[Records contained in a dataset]
"""
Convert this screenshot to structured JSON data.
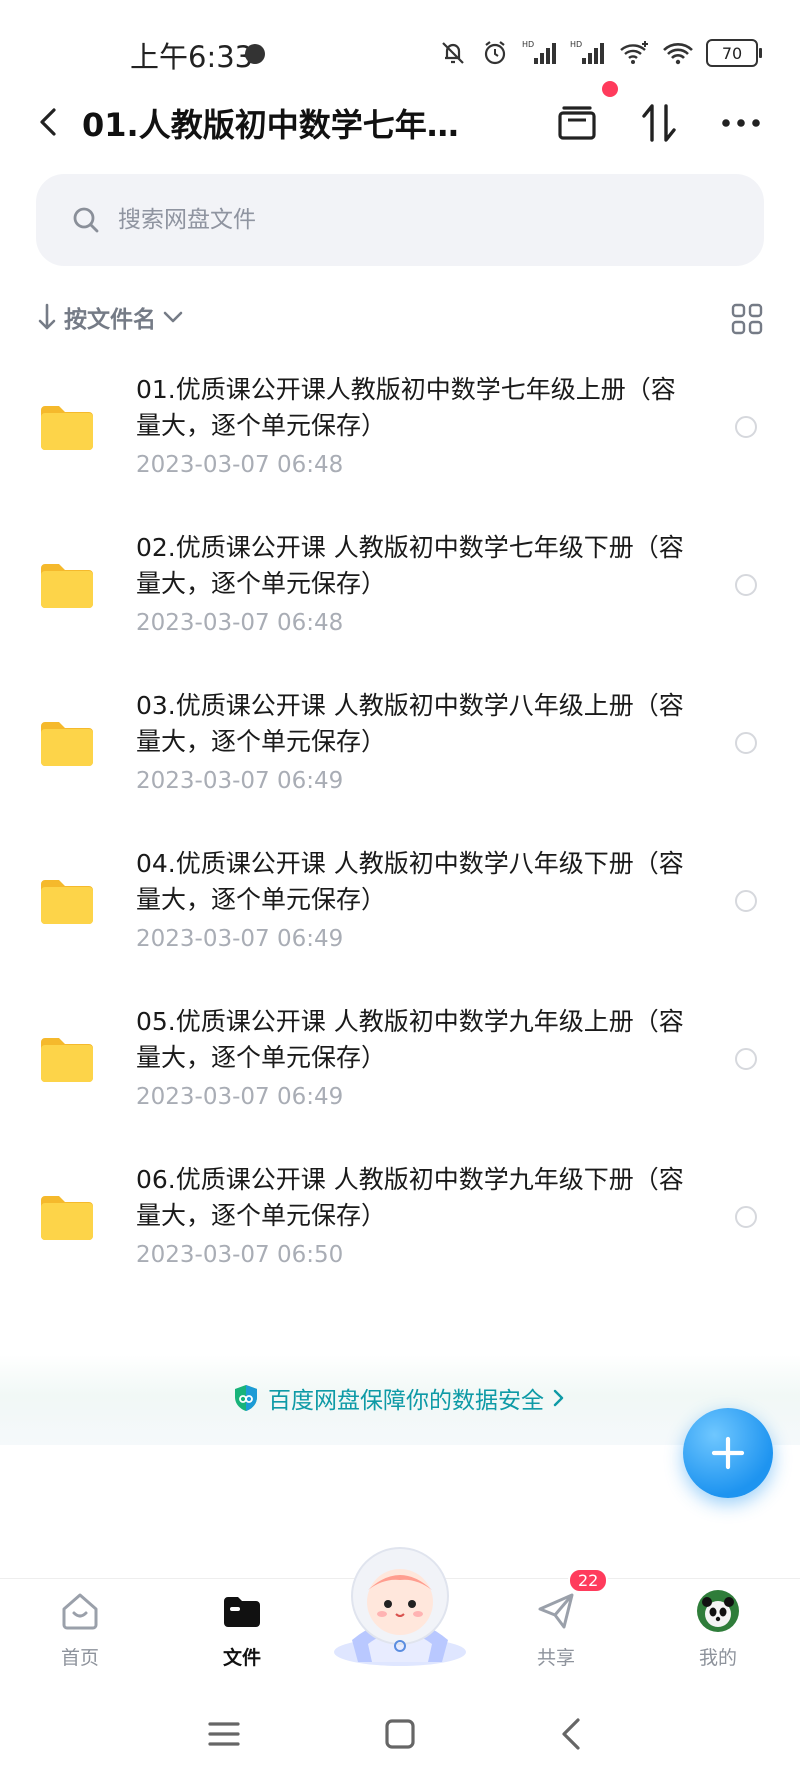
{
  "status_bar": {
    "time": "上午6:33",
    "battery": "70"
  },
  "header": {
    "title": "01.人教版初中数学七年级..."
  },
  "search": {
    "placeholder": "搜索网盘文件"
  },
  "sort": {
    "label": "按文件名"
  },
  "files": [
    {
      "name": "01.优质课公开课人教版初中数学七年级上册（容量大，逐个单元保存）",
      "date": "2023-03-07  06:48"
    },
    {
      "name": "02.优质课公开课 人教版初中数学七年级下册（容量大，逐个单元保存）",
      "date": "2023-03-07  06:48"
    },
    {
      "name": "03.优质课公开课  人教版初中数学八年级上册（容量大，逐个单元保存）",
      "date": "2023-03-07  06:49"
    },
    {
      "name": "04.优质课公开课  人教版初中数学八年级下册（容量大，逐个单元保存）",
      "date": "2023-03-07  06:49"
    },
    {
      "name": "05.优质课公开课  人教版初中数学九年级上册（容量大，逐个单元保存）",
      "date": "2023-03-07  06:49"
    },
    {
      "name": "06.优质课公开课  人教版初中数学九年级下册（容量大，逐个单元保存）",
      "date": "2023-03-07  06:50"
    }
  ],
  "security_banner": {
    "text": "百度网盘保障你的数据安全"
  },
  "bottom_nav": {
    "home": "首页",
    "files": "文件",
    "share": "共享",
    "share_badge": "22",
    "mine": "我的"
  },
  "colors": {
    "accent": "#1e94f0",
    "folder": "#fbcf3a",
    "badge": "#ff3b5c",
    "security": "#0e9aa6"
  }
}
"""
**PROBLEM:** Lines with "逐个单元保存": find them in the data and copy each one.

**SOLUTION:**
      "name": "01.优质课公开课人教版初中数学七年级上册（容量大，逐个单元保存）",
      "name": "02.优质课公开课 人教版初中数学七年级下册（容量大，逐个单元保存）",
      "name": "03.优质课公开课  人教版初中数学八年级上册（容量大，逐个单元保存）",
      "name": "04.优质课公开课  人教版初中数学八年级下册（容量大，逐个单元保存）",
      "name": "05.优质课公开课  人教版初中数学九年级上册（容量大，逐个单元保存）",
      "name": "06.优质课公开课  人教版初中数学九年级下册（容量大，逐个单元保存）",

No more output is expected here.